the villages, they are called Alona. This is where they took advantage
of the summer wind, the Meltemi, shaking the grain from the sheaf,
break-ing it a little then throwing the mixture up in the air so
that the wind can separate the wheat from the chaff. If you have
seen this you are lucky. If you read about it, then, no doubt, you
will have been told it is biblical. It is not. They were doing this
long before the bible became the confused oral history of tribes
of nomads and farmers. So I cross the bay of Alona, away from the
cliffs, away from the rocks. And Steno too is calm. The narrow,
normally wild passage that separates Karpathos from Saria is benign
today, the sea oily and flat like yoghurt.
I chug up the east coast of Saria as fast as I dare.
The sun is climbing, the day warmer now. I don't want my bees dis-tressed.
They are by the mesh now in their hundreds, wings whirling, facing

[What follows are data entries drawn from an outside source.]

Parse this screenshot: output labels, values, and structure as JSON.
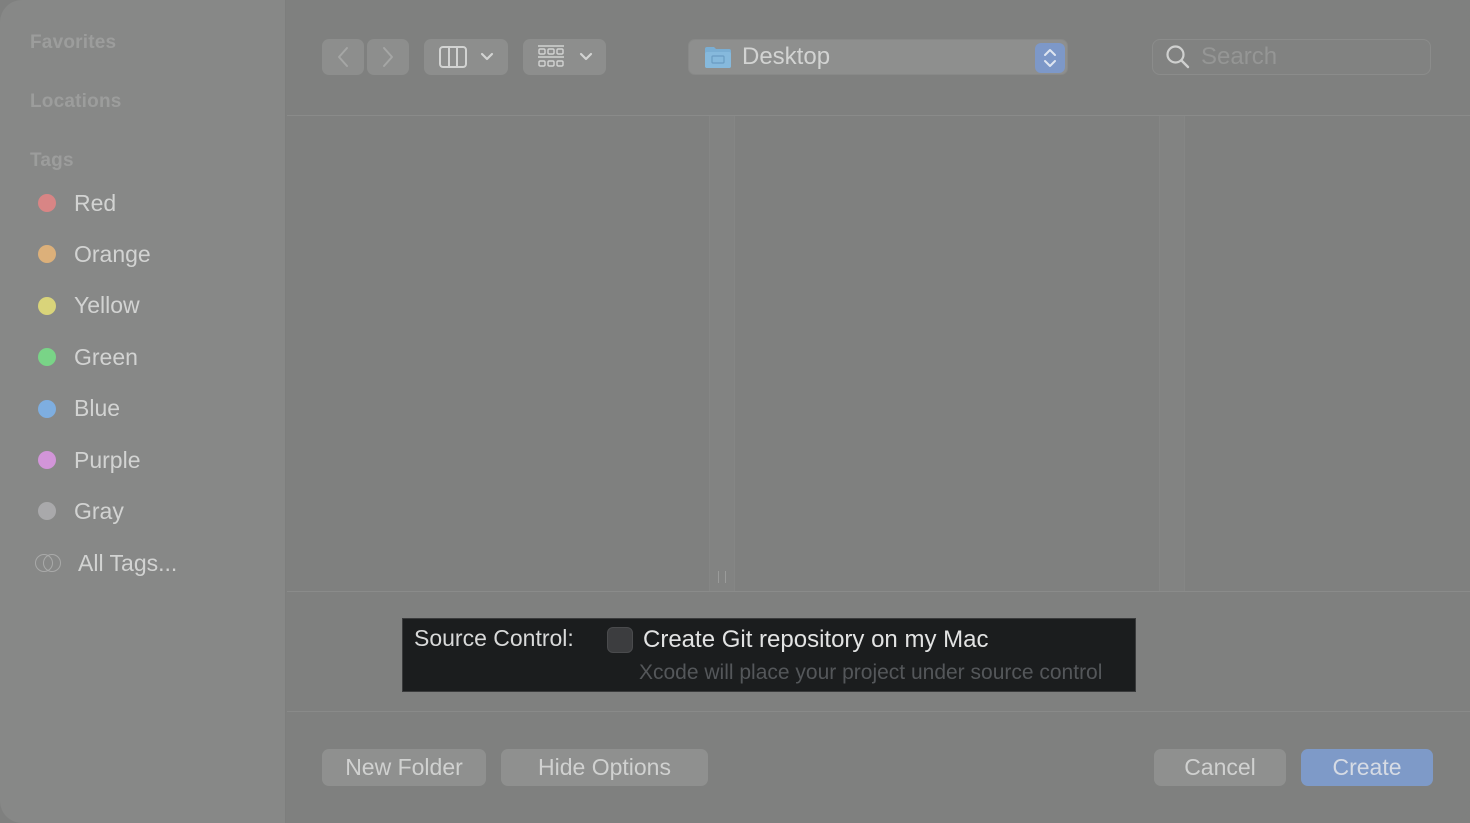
{
  "sidebar": {
    "sections": {
      "favorites": "Favorites",
      "locations": "Locations",
      "tags": "Tags"
    },
    "tags": [
      {
        "label": "Red",
        "color": "#d88585"
      },
      {
        "label": "Orange",
        "color": "#dcb07a"
      },
      {
        "label": "Yellow",
        "color": "#d9d47a"
      },
      {
        "label": "Green",
        "color": "#79d487"
      },
      {
        "label": "Blue",
        "color": "#7eaee0"
      },
      {
        "label": "Purple",
        "color": "#d295d9"
      },
      {
        "label": "Gray",
        "color": "#a9a9ab"
      }
    ],
    "all_tags_label": "All Tags..."
  },
  "toolbar": {
    "back_icon": "chevron-left-icon",
    "forward_icon": "chevron-right-icon",
    "view_mode_icon": "columns-view-icon",
    "group_icon": "grid-group-icon",
    "location": {
      "label": "Desktop",
      "icon": "desktop-folder-icon"
    },
    "search": {
      "placeholder": "Search",
      "value": ""
    }
  },
  "options": {
    "label": "Source Control:",
    "checkbox_label": "Create Git repository on my Mac",
    "checkbox_checked": false,
    "hint": "Xcode will place your project under source control"
  },
  "buttons": {
    "new_folder": "New Folder",
    "hide_options": "Hide Options",
    "cancel": "Cancel",
    "create": "Create"
  },
  "colors": {
    "accent": "#7e9ac8",
    "options_panel": "#1b1d1e"
  }
}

the breeze, keeping the hive cool, keeping alive. Me too. Still
alive. Where are those rocks outside Palatia? There. OK. Wide berth

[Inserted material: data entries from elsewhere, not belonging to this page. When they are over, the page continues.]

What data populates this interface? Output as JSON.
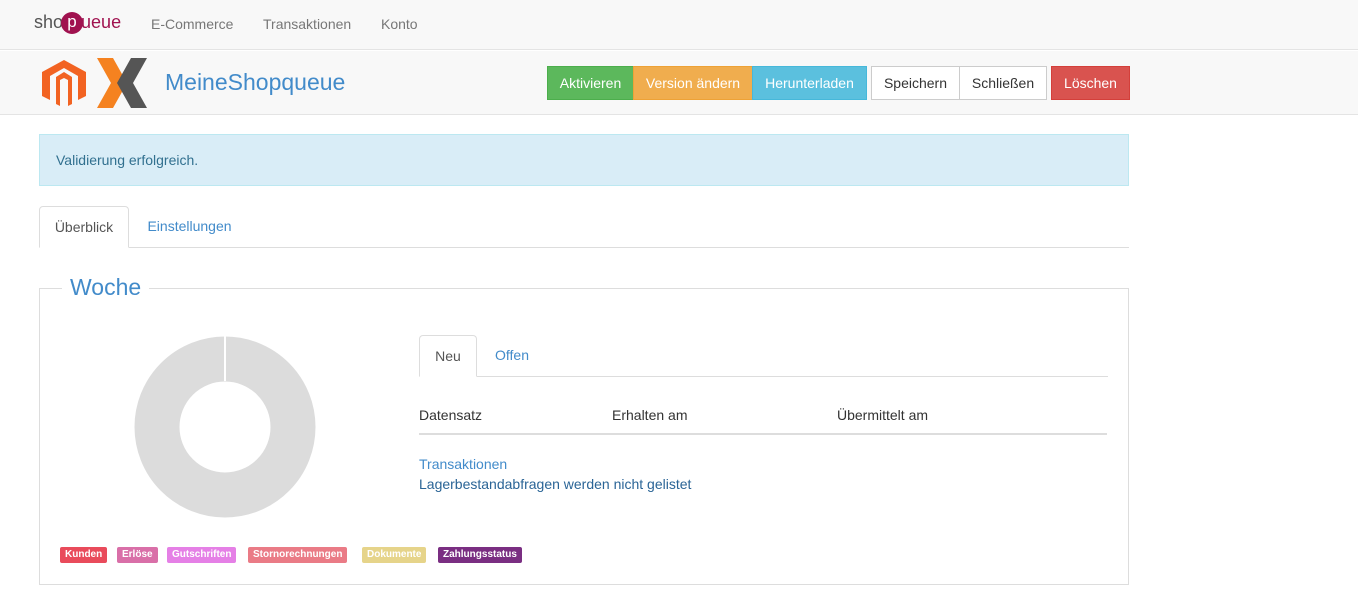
{
  "nav": {
    "brand": {
      "prefix": "sho",
      "circle": "p",
      "suffix": "ueue"
    },
    "links": [
      "E-Commerce",
      "Transaktionen",
      "Konto"
    ]
  },
  "header": {
    "title": "MeineShopqueue",
    "logos": [
      "magento-icon",
      "x-logo-icon"
    ],
    "buttons": {
      "activate": "Aktivieren",
      "change_version": "Version ändern",
      "download": "Herunterladen",
      "save": "Speichern",
      "close": "Schließen",
      "delete": "Löschen"
    },
    "colors": {
      "success": "#5cb85c",
      "warning": "#f0ad4e",
      "info": "#5bc0de",
      "danger": "#d9534f"
    }
  },
  "alert": {
    "message": "Validierung erfolgreich."
  },
  "tabs": {
    "overview": "Überblick",
    "settings": "Einstellungen",
    "active": "overview"
  },
  "week": {
    "title": "Woche",
    "subtabs": {
      "new": "Neu",
      "open": "Offen",
      "active": "new"
    },
    "table": {
      "columns": [
        "Datensatz",
        "Erhalten am",
        "Übermittelt am"
      ]
    },
    "transactions_link": "Transaktionen",
    "inventory_note": "Lagerbestandabfragen werden nicht gelistet",
    "legend": [
      {
        "label": "Kunden",
        "color": "#e94b5b"
      },
      {
        "label": "Erlöse",
        "color": "#d96fa8"
      },
      {
        "label": "Gutschriften",
        "color": "#e580e6"
      },
      {
        "label": "Stornorechnungen",
        "color": "#ea7b86"
      },
      {
        "label": "Dokumente",
        "color": "#e6d48a"
      },
      {
        "label": "Zahlungsstatus",
        "color": "#7a2e82"
      }
    ]
  }
}
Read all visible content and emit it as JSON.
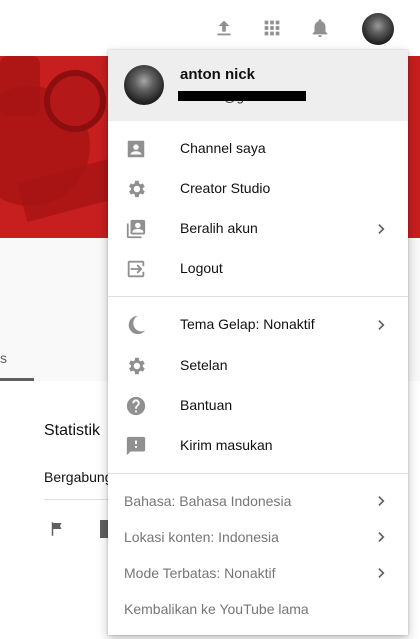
{
  "topbar": {
    "icons": [
      "upload-icon",
      "apps-grid-icon",
      "notifications-bell-icon"
    ],
    "avatar": "account-avatar"
  },
  "channel": {
    "tab_fragment": "s",
    "stats_title": "Statistik",
    "joined_label": "Bergabung"
  },
  "menu": {
    "account": {
      "name": "anton nick",
      "email": "anton...@gmail.com"
    },
    "section1": [
      {
        "label": "Channel saya",
        "icon": "account-box-icon"
      },
      {
        "label": "Creator Studio",
        "icon": "gear-icon"
      },
      {
        "label": "Beralih akun",
        "icon": "switch-account-icon",
        "chevron": true
      },
      {
        "label": "Logout",
        "icon": "logout-icon"
      }
    ],
    "section2": [
      {
        "label": "Tema Gelap: Nonaktif",
        "icon": "moon-icon",
        "chevron": true
      },
      {
        "label": "Setelan",
        "icon": "settings-icon"
      },
      {
        "label": "Bantuan",
        "icon": "help-icon"
      },
      {
        "label": "Kirim masukan",
        "icon": "feedback-icon"
      }
    ],
    "section3": [
      {
        "label": "Bahasa: Bahasa Indonesia",
        "chevron": true
      },
      {
        "label": "Lokasi konten: Indonesia",
        "chevron": true
      },
      {
        "label": "Mode Terbatas: Nonaktif",
        "chevron": true
      },
      {
        "label": "Kembalikan ke YouTube lama"
      }
    ]
  },
  "colors": {
    "banner_red": "#c71f1f",
    "menu_header_bg": "#eeeeee",
    "icon_gray": "#909090"
  }
}
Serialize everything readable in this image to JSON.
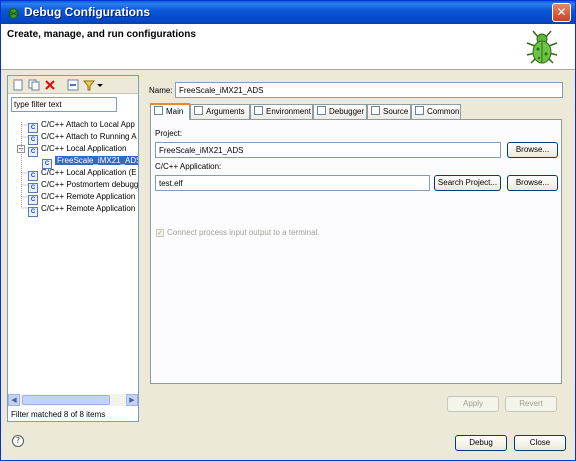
{
  "window": {
    "title": "Debug Configurations",
    "close_glyph": "✕"
  },
  "banner": {
    "title": "Create, manage, and run configurations",
    "icon": "bug-icon"
  },
  "left": {
    "toolbar_icons": [
      "new-configuration-icon",
      "duplicate-icon",
      "delete-icon",
      "collapse-all-icon",
      "filter-icon",
      "dropdown-arrow-icon"
    ],
    "filter_text": "type filter text",
    "tree": [
      {
        "label": "C/C++ Attach to Local App",
        "level": 0,
        "selected": false
      },
      {
        "label": "C/C++ Attach to Running A",
        "level": 0,
        "selected": false
      },
      {
        "label": "C/C++ Local Application",
        "level": 0,
        "selected": false,
        "expanded": true
      },
      {
        "label": "FreeScale_iMX21_ADS",
        "level": 1,
        "selected": true
      },
      {
        "label": "C/C++ Local Application (E",
        "level": 0,
        "selected": false
      },
      {
        "label": "C/C++ Postmortem debugg",
        "level": 0,
        "selected": false
      },
      {
        "label": "C/C++ Remote Application",
        "level": 0,
        "selected": false
      },
      {
        "label": "C/C++ Remote Application",
        "level": 0,
        "selected": false
      }
    ],
    "expander_glyph": "−",
    "status": "Filter matched 8 of 8 items"
  },
  "right": {
    "name_label": "Name:",
    "name_value": "FreeScale_iMX21_ADS",
    "tabs": [
      {
        "label": "Main",
        "icon": "main-tab-icon",
        "active": true
      },
      {
        "label": "Arguments",
        "icon": "arguments-icon",
        "active": false
      },
      {
        "label": "Environment",
        "icon": "environment-icon",
        "active": false
      },
      {
        "label": "Debugger",
        "icon": "debugger-icon",
        "active": false
      },
      {
        "label": "Source",
        "icon": "source-icon",
        "active": false
      },
      {
        "label": "Common",
        "icon": "common-icon",
        "active": false
      }
    ],
    "project_label": "Project:",
    "project_value": "FreeScale_iMX21_ADS",
    "browse_label": "Browse...",
    "app_label": "C/C++ Application:",
    "app_value": "test.elf",
    "search_project_label": "Search Project...",
    "browse2_label": "Browse...",
    "connect_label": "Connect process input  output to a terminal.",
    "connect_checked": true,
    "apply_label": "Apply",
    "revert_label": "Revert"
  },
  "footer": {
    "help_glyph": "?",
    "debug_label": "Debug",
    "close_label": "Close"
  },
  "colors": {
    "titlebar": "#0a58d6",
    "selection": "#316ac5",
    "active_tab_accent": "#e68b2c"
  }
}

and we are at Alimounda, the summer residence. I anchor the boat,
tie up on the beach, carry my little darlings two hundred metres
inland. I place the hive in its spot, sheltered from the wind and
the afternoon sun, and provide them with a little runway; for they
like to land a few centimetres from the entrance to the hive and
wait before walking in the entrance.
It is hot. I am tired. I rest for ten minutes. I put on my gloves,
my beekeeper's mask and jacket. I light the smoker. It is the smell
of smoke that enables us to work bees. They think there is a forest
fire coming and they start to gorge on their honey, ready to transport
it to a place of safety. I open the entrance, smoke it a little
with the smoker and wait. Nothing. They do not come pouring out,
an angry, danger-ous, mass of high pitched buzzing. I have done
my job properly. They are not frightened, they are calm. I walk
away and sit quietly. A little while and a few bees come out to
search for water, pollen and nectar. When they return they will
perform a dance, a circle or figure of eight in front of the entrance
to show the others what they have found and how far away and in
what direction. They will be happy. Her majesty will be happy. Here
there is plenty. I have done my job. Now they can do theirs.